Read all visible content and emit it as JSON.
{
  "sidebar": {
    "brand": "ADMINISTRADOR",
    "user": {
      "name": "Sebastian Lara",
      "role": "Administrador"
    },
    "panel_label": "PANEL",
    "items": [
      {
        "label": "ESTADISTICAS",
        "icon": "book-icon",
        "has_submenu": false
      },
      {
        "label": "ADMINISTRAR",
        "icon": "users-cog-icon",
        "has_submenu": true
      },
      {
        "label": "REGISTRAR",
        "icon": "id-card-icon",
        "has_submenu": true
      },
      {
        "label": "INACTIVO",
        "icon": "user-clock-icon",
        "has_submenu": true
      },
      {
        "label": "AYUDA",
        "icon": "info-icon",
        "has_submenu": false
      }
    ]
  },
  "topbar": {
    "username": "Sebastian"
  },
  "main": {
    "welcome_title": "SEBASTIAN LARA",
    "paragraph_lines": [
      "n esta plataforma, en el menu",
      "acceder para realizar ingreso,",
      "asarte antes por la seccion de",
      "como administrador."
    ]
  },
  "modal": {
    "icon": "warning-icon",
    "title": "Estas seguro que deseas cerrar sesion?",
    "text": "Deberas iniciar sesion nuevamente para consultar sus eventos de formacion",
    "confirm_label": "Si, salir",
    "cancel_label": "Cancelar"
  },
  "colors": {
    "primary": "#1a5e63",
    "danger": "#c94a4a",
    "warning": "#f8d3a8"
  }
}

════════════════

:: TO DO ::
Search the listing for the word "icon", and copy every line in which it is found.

:: WRITTEN ANSWER ::
        "icon": "book-icon",
        "icon": "users-cog-icon",
        "icon": "id-card-icon",
        "icon": "user-clock-icon",
        "icon": "info-icon",
    "icon": "warning-icon",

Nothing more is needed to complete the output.